Hundreds of archaeological sites are under threat from a weeks-old, still raging wildfire in eastern Arizona.
Since it began in late May, the so-called Wallow Fire—the biggest in Arizona’s history—has burned at least 733 square miles (1,900 square kilometers), and has now crossed the state line into New Mexico (regional map), the Associated Press reported Tuesday.
Within that vast expanse are large swaths of Arizona’s Apache and Sitgreaves National Forests and New Mexico’s Gila National Forest, parts of which have already burned.
Both forests contain thousands of known prehistoric and historic archaeological sites, from Native American stone ruins to remnants of 19th-century mines and mills.
The majority of the threatened sites once belonged to the Mogollon culture, a Native American farming civilization that occupied the region between around the year zero and A.D. 1500, said Bob Schiowitz, the U.S. Forest Service archaeologist for the Gila National Forest.
Schiowitz estimates there could be up to a thousand known Mogollon sites that could be affected by the Wallow Fire.
However, “not all of those are incredibly significant,” he said, referring to the rubble piles that make up most of the sites.
Among the more exceptional sites are areas with standing architecture as well as rock shelters and cliff dwellings with “exceptional preservation,” he said.

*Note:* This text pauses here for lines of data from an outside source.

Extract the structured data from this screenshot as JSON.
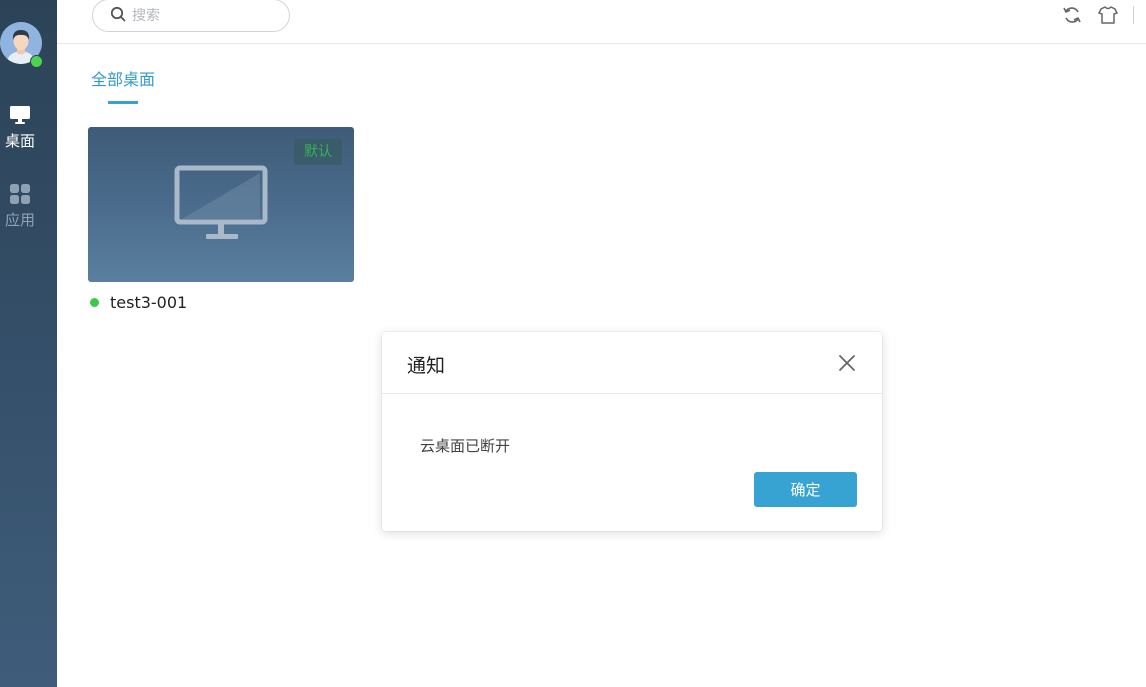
{
  "sidebar": {
    "status_color": "#4cd44c",
    "items": [
      {
        "label": "桌面",
        "icon": "monitor-icon",
        "active": true
      },
      {
        "label": "应用",
        "icon": "apps-grid-icon",
        "active": false
      }
    ]
  },
  "topbar": {
    "search": {
      "placeholder": "搜索",
      "value": "",
      "icon": "search-icon"
    },
    "icons": [
      "refresh-icon",
      "shirt-icon"
    ]
  },
  "tabs": [
    {
      "label": "全部桌面",
      "active": true
    }
  ],
  "desktops": [
    {
      "name": "test3-001",
      "badge": "默认",
      "status": "online",
      "status_color": "#3cc849"
    }
  ],
  "dialog": {
    "title": "通知",
    "message": "云桌面已断开",
    "confirm_label": "确定",
    "close_icon": "close-icon"
  },
  "colors": {
    "accent": "#37a3d2",
    "sidebar": "#2c4357",
    "tab_active": "#3399cc"
  }
}
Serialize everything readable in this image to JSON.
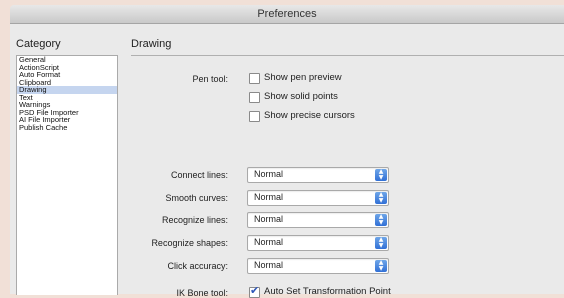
{
  "window": {
    "title": "Preferences"
  },
  "sidebar": {
    "heading": "Category",
    "items": [
      {
        "label": "General"
      },
      {
        "label": "ActionScript"
      },
      {
        "label": "Auto Format"
      },
      {
        "label": "Clipboard"
      },
      {
        "label": "Drawing",
        "selected": true
      },
      {
        "label": "Text"
      },
      {
        "label": "Warnings"
      },
      {
        "label": "PSD File Importer"
      },
      {
        "label": "AI File Importer"
      },
      {
        "label": "Publish Cache"
      }
    ]
  },
  "main": {
    "title": "Drawing",
    "pen_tool": {
      "label": "Pen tool:",
      "options": [
        {
          "label": "Show pen preview",
          "checked": false
        },
        {
          "label": "Show solid points",
          "checked": false
        },
        {
          "label": "Show precise cursors",
          "checked": false
        }
      ]
    },
    "selects": [
      {
        "label": "Connect lines:",
        "value": "Normal"
      },
      {
        "label": "Smooth curves:",
        "value": "Normal"
      },
      {
        "label": "Recognize lines:",
        "value": "Normal"
      },
      {
        "label": "Recognize shapes:",
        "value": "Normal"
      },
      {
        "label": "Click accuracy:",
        "value": "Normal"
      }
    ],
    "ik_bone": {
      "label": "IK Bone tool:",
      "option_label": "Auto Set Transformation Point",
      "checked": true
    }
  },
  "colors": {
    "accent": "#3170d6",
    "selection": "#c5d5ef",
    "background": "#eaeaea"
  }
}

Ancient rock paintings are also at risk, he added. “If the fire’s hot enough, it can cause all that stuff to chip and flake off.”
When wildfires threaten, Schiowitz and colleagues “look at the records and try to figure out which ones have fire-sensitive elements or that are most important.”
Firefighters will then try to save the sites that are marked as high priority by archeologists. “You can’t go and look at all of the sites,” Schiowitz said. “There’s just no way to do that.”
Archaeologists expect many of the Mogollon sites to survive the Arizona fires.
“Most of these sites have been abandoned for at least 500 to 1,000 years, so over that time they’ve stabilized and have probably been burned over before,” Schiowitz said.
The majority of the artifacts—mostly fragments of ceramic bowls and jars and stone tools and weapons—are also relatively fire resistant.
Even so, the sites may now be more likely than ever to be harmed by fires, in part because for decades the Forest Service made a policy of stomping out blazes before they grow out of control. This can lead to a buildup of flammable plant material—adding fuel to future fires.
“There’s an unusually high buildup of fuels in some places, and that tends to make these fires a little more catastrophic than they might’ve been in [past centuries],” Schiowitz said.
For example, some Mogollon sites have experienced so few fires in recent decades that trees have begun to sprout from their ruins. When these trees catch fire, they can burn all the way down to their roots, baking the soil and any artifacts buried in it.
“Over the last 15 to 20 years, we’ve been doing a lot to reduce those fuels” around archaeological sites, Schiowitz said.
Sometimes reducing those fuels is just the problem, however, Schiowitz said.
For example, firefighters will intentionally set sections of forest aflame to deprive an approaching wildfire of kindling. These so-called backfires, or backburns, “can be just as damaging to cultural sites as a natural fire coming through,” he said.
Additionally, bulldozers are sometimes used to construct barriers to wildfires, called firebreaks, which can cause unintentional damage to sites.
To steer bulldozers clear of important sites, archaeologists often go into the field with firefighters. If time permits, scientists have even been known to help plan firebreaks and backfires so they do the least damage possible, Schiowitz explained.
In addition to prehistoric sites, the Wallow Fire could damage non-Native American historic sites from the 19th and 20th century, especially since many are wooden.
“These include ranches, cabins, old mines, and mills,” Schiowitz said. “They also have historical value, and some of them we’re actively trying to preserve.”
Retired archaeologist Fred Kraps noted that wildfires often expose previously unknown archaeological sites by burning off concealing surface material.
This can be a silver lining for archaeologists—but only if they discover the new sites before the public does, said Kraps, who is president of the Yavapai Chapter of the Arizona Archaeological Society.
“Looters and pot hunters can follow in on the fires,” he said. “That happens a lot.”
From National Geographic